I have been really excited about the release Walls & Frames, not just because of the hand painted dust jackets sold during the book launch, but because the topic it covers is one that I have researched and continue to do so in depth. As street art continues to become more and more popular as a mainstream art genre, the transition of street art into a commodity is an interesting aspect of the genre. Each artists that comes from or works in both mediums deals with the transition in their own way, and I finally thought there was a book that was going to ask the tough questions to artists about working indoors. How do you feel about your work as a commodity? Do you have a different process with canvasses versus walls? How do you justify the price tag of your work if it doesn’t take as much time? Do you only paint outdoors to promote the sale of your work? These and more are what I thought was going to be addressed in Walls & Frames, but unfortunately, the book falls short of asking any of these questions and puts forth an array of 101 artists work (some of whom have never even gotten up in the streets). From the title alone, I at least hoped, at the very least, that the Ruiz would juxtapose artists’ outdoor work with their indoor pieces as the images and let the reader assess the differences, but alas, all of the images are of work that has been shown or sold by galleries around the world. Sadly, even just with a quick flip through, one will find Walls & Frames just another well designed coffee table book in which to impress your friends.

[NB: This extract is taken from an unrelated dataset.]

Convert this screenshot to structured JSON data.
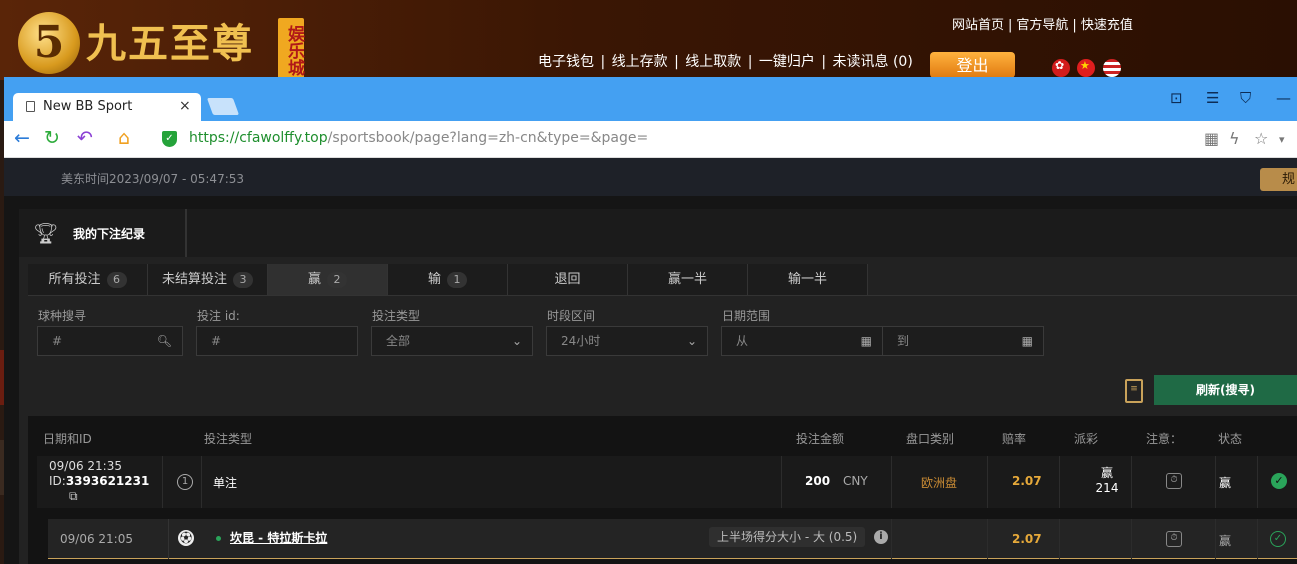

Right from the outface, the book is clearly more of a compilation of images rather than a critical perspective on the transition of street art. The only writing from Ruiz is in a two page preface, which states the obvious saying that street art has become a global mainstream phenomenon solidifying itself as a true art form. Using the phrase street art as an umbrella term throughout, there is no distinction about what constitutes street art and who is a street artist. Instantly confusing, the term is used a categorical phrase in order to group the names featured in the book, whether they have painted outdoors or not. The term is molded somewhat through artist quotes within the book, but does not directly address the overarching question that nobody has really answered yet: what can be described as street art in this day and age?

From the preface, the 101 artists are showcased alphabetically with their name, birth place and date as well as a quote about their work. Of course, the ones I find most interesting are those who actually address the topic of their street versus their fine art. Greek based artist Alexandros Vasmoulakis, who has successful created canvasses as amazing as his large scale abstract street art had to say the following:

My paintings are strongly influenced from my initial street artwork. However, when I exhibit my work in the gallery space, I consider myself a painter rather than a street artist. The street art market can be sweet and cozy for every young artist, nevertheless it could be a wolf in disguise. Generally, I do not really pay much attention to the location of my work. My first intention is to make something strong and worthy. This can be enough.

Thankfully, a majority of the quotes from artists are at least related to the transition from the streets to the gallery. Each artist had something different to say about the topic. Some like, Axel Void, don’t make any distinction, but many say the streets inspire their work with styles, materials or the environment. Others, like Bom K, separate the two as completely different creative entities to express themselves. Ben Frost discusses how he is mostly a gallery artist now because it takes so long to create a single piece while someone like Blek Le Rat paints on canvas since it is permanent while his street work is ephemeral lasting only a few days or hours.

While I may wish for longer read on the topic, the book is a starting point for others to continue Ruiz’s work. And besides, who doesn’t like to look at some pretty pictures once in awhile?

All images courtesy of Gelstaten